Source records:
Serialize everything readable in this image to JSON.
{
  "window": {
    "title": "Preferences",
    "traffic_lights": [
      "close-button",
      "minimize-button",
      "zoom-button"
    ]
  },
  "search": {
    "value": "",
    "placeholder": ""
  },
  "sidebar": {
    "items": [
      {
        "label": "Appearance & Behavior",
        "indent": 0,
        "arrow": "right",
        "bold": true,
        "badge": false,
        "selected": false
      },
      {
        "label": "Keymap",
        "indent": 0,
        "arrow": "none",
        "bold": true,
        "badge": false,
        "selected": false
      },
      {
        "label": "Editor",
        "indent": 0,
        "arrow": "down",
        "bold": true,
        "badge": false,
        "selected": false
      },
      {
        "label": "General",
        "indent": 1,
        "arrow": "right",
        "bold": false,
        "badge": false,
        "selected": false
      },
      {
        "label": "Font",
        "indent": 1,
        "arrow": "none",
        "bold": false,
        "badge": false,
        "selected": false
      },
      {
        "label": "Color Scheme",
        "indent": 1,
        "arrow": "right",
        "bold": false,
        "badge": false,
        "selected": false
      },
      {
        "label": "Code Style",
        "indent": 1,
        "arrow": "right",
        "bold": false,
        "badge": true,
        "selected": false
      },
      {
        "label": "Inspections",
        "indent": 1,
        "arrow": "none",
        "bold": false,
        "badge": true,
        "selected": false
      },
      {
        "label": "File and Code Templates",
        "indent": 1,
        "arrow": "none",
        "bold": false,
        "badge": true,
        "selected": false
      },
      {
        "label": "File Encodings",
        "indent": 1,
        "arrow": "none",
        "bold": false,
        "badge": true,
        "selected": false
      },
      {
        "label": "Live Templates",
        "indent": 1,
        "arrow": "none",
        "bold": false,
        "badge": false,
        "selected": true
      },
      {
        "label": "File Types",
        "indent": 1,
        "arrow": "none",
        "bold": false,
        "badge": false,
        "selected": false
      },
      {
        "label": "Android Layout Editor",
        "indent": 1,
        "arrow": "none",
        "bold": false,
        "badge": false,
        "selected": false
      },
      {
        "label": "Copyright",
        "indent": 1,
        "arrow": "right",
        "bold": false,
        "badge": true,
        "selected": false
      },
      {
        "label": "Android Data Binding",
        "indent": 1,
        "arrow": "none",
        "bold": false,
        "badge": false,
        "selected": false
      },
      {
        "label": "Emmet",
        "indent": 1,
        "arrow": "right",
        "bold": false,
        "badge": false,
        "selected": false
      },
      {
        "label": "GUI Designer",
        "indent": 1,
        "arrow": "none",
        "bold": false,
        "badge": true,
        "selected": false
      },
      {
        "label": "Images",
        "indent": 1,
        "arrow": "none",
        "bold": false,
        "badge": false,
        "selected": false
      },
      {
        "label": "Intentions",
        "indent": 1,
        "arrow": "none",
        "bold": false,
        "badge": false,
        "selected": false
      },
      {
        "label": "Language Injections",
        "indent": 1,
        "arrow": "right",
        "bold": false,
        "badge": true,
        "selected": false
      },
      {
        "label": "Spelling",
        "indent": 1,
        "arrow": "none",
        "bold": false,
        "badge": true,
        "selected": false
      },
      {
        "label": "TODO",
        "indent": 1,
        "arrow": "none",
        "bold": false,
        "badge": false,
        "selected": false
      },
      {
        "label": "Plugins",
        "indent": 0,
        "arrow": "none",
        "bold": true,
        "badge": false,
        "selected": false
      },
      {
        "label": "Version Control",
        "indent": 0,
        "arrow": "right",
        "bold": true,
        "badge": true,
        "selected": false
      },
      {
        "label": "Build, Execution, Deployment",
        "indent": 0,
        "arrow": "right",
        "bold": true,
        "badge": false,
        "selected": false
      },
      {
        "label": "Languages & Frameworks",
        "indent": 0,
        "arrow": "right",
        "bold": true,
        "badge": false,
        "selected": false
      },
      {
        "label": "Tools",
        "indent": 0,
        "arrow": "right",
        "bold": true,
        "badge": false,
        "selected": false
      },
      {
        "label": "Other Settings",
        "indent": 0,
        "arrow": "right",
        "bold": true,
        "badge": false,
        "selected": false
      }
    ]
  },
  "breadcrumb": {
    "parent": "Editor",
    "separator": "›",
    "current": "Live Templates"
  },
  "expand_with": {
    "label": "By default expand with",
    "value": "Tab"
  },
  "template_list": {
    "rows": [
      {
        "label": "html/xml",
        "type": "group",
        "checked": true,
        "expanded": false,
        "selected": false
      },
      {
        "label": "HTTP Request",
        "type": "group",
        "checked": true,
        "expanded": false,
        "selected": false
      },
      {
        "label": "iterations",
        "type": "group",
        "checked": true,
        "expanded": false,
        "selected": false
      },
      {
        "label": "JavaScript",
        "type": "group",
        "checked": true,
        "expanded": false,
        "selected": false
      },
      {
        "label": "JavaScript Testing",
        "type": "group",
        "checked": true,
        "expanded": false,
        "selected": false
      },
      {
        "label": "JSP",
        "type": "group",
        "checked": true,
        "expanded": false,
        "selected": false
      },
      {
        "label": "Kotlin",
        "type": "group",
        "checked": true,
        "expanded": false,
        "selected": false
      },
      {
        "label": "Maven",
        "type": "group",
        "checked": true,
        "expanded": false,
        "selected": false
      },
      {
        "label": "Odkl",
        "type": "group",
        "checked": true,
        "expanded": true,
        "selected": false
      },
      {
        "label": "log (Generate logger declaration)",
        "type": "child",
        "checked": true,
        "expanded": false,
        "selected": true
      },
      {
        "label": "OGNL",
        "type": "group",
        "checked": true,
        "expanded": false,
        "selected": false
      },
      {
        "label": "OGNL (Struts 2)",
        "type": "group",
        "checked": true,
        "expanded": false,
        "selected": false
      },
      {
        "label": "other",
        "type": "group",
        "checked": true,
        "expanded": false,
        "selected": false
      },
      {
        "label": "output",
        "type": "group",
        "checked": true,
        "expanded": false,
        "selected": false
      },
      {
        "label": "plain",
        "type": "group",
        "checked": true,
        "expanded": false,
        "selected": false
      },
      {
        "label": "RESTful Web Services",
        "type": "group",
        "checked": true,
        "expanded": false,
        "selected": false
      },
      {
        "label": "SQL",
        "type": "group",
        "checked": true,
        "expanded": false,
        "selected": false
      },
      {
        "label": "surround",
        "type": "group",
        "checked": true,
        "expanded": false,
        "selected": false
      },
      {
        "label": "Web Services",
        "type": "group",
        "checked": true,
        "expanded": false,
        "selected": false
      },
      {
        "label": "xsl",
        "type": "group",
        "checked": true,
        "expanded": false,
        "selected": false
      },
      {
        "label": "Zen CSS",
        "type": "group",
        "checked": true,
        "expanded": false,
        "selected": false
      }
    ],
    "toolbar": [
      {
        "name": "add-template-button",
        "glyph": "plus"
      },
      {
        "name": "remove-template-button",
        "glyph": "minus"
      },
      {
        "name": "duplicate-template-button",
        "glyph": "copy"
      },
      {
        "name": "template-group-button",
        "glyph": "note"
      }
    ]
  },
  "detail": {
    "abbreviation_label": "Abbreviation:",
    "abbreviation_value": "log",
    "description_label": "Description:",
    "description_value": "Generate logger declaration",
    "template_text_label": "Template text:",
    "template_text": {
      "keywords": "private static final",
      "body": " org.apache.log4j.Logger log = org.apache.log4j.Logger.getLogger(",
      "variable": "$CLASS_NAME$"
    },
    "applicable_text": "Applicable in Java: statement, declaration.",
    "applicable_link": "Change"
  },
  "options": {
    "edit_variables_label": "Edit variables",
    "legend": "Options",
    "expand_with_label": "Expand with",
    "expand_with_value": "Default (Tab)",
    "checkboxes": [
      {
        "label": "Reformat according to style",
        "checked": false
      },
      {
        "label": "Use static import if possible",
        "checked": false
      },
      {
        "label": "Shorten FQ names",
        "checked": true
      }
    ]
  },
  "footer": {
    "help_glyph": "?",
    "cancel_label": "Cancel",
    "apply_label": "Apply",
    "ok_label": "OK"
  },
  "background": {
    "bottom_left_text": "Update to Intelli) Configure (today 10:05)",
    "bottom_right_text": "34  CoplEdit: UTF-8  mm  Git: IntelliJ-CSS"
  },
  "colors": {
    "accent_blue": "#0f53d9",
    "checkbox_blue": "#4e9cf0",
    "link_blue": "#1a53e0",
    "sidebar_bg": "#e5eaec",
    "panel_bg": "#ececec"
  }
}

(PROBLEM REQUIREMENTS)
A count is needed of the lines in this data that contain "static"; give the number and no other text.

(RESULT OF THE EXERCISE)
2